§ Data for analysis:
BEGIN

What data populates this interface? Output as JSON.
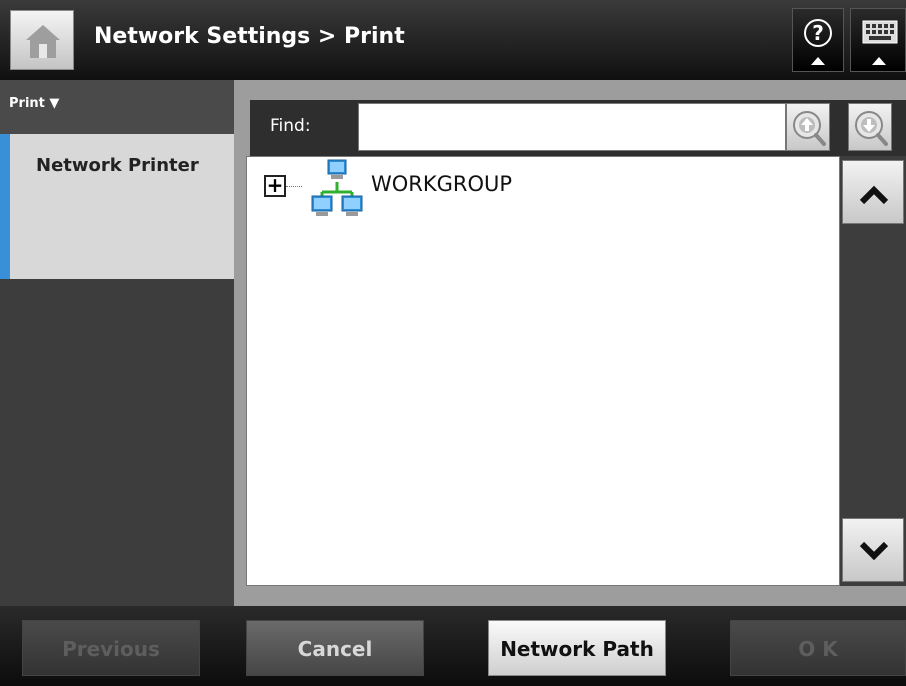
{
  "header": {
    "title": "Network Settings > Print",
    "home_icon": "home-icon",
    "help_icon": "help-icon",
    "keyboard_icon": "keyboard-icon"
  },
  "sidebar": {
    "section_label": "Print ▼",
    "items": [
      {
        "label": "Network Printer",
        "selected": true
      }
    ]
  },
  "find": {
    "label": "Find:",
    "value": "",
    "search_up_icon": "search-up-icon",
    "search_down_icon": "search-down-icon"
  },
  "tree": {
    "nodes": [
      {
        "expander": "+",
        "icon": "network-group-icon",
        "label": "WORKGROUP"
      }
    ]
  },
  "scroll": {
    "up_icon": "chevron-up-icon",
    "down_icon": "chevron-down-icon"
  },
  "footer": {
    "previous_label": "Previous",
    "cancel_label": "Cancel",
    "network_path_label": "Network Path",
    "ok_label": "O K"
  },
  "colors": {
    "accent": "#3a8fd9",
    "header_bg": "#101010",
    "network_icon_blue": "#2a8fd8",
    "network_icon_green": "#2fb02f"
  }
}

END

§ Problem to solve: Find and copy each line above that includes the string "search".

§ Exercise response:
    "search_up_icon": "search-up-icon",
    "search_down_icon": "search-down-icon"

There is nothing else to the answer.